## Input material
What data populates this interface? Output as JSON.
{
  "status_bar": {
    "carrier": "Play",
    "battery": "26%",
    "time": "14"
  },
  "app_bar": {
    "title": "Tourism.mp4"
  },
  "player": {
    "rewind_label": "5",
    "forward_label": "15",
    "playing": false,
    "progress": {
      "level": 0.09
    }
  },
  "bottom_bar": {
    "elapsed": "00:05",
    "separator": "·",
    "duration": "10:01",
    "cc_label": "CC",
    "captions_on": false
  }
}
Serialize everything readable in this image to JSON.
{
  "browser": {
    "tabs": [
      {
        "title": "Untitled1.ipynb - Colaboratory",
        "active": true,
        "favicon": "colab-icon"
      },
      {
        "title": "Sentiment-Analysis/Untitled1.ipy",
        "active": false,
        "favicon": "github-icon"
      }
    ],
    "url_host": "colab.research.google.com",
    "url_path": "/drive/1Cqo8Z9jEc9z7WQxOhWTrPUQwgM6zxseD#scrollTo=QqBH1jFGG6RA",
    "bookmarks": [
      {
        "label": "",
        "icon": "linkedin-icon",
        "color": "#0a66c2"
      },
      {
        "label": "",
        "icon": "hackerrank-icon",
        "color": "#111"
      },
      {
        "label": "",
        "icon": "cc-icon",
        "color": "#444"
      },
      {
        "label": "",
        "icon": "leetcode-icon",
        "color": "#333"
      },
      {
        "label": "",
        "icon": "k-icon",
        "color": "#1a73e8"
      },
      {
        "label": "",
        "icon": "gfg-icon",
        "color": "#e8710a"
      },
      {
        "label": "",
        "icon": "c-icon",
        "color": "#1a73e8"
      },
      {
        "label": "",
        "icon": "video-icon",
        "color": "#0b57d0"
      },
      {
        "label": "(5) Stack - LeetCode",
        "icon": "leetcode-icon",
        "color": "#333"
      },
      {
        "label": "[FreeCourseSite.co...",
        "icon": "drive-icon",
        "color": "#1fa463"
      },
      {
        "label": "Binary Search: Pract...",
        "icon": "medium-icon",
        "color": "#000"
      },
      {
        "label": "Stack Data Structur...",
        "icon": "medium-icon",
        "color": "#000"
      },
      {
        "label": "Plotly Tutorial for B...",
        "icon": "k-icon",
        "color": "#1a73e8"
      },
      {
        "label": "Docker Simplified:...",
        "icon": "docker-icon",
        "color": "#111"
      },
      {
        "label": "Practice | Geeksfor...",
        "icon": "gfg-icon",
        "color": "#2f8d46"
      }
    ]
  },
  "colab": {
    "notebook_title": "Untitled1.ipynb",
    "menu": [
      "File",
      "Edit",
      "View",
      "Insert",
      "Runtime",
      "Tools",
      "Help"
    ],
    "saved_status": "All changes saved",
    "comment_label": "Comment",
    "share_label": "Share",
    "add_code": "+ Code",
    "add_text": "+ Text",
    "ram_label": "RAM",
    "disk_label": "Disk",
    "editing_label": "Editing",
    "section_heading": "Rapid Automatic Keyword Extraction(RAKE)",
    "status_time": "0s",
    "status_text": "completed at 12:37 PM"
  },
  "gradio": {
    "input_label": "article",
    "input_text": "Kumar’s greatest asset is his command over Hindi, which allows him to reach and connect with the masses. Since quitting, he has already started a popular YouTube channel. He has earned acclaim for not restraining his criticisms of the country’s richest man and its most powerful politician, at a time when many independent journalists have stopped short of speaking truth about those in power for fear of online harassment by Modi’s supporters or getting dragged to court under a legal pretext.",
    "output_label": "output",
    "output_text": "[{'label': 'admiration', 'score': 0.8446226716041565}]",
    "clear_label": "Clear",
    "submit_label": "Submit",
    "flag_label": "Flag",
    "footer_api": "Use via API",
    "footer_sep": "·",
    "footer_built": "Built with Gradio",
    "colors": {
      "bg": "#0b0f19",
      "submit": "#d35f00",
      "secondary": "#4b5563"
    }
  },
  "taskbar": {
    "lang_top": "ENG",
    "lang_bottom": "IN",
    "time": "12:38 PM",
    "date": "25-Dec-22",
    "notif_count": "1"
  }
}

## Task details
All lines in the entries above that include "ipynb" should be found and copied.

## Task response
        "title": "Untitled1.ipynb - Colaboratory",
    "notebook_title": "Untitled1.ipynb",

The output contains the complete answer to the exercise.